Instructions to follow: The answer must consist of every line in the data below that holds the word "Professional".

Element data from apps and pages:
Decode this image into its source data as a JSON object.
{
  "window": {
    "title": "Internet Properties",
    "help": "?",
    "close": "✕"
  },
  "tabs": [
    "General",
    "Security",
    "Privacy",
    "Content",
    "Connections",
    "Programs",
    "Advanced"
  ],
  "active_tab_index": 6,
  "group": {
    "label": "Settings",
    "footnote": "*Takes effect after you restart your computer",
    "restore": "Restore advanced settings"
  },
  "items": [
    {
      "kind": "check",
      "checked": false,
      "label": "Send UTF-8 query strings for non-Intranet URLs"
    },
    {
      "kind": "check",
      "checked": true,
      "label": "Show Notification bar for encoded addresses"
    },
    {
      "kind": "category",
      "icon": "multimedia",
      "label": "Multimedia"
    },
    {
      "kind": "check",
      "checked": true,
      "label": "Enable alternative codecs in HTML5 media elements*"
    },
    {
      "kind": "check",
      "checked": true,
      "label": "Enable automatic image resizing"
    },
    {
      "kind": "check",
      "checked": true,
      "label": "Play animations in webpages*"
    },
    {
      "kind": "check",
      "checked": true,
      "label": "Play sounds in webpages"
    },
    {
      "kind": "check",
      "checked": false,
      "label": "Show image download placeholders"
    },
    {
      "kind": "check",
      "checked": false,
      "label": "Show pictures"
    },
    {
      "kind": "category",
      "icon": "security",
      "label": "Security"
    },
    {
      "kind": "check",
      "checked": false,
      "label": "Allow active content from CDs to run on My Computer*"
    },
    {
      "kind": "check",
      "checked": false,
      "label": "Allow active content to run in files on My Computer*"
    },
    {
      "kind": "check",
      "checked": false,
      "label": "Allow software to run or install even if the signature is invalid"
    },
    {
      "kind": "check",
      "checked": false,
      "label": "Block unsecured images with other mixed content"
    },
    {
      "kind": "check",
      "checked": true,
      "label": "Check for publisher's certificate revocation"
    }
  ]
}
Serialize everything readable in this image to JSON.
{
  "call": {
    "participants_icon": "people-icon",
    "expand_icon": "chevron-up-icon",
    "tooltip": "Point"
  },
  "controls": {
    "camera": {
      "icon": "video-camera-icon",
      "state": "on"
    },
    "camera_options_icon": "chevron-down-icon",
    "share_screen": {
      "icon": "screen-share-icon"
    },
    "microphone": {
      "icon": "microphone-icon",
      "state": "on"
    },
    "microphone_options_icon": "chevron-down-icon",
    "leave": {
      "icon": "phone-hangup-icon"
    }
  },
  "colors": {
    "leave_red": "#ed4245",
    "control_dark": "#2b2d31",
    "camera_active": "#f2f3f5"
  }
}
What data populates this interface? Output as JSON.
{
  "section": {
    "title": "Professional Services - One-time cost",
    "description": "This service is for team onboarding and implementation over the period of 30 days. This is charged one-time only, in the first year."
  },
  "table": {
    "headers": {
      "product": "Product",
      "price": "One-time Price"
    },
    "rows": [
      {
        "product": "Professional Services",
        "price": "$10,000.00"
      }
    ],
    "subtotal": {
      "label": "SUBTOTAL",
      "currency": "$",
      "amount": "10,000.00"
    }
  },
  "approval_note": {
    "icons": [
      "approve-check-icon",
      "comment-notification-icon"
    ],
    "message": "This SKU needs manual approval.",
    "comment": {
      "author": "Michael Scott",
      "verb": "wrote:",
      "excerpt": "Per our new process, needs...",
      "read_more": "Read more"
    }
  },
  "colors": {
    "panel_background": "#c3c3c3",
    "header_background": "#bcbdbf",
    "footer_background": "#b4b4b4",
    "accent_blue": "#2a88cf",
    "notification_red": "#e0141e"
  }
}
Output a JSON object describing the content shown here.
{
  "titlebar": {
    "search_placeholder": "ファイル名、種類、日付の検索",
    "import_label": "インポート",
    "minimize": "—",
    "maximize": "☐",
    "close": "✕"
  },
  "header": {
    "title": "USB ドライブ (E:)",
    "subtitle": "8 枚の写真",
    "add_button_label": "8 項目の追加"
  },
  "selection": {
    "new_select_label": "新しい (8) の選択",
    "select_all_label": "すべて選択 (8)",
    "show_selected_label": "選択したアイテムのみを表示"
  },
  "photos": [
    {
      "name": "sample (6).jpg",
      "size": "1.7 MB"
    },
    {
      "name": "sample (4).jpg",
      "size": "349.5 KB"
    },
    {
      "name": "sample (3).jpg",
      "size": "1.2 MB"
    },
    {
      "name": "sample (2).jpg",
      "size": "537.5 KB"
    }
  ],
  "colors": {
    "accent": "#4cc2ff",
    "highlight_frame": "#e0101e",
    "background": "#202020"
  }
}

Answer space:
    "title": "Professional Services - One-time cost",
        "product": "Professional Services",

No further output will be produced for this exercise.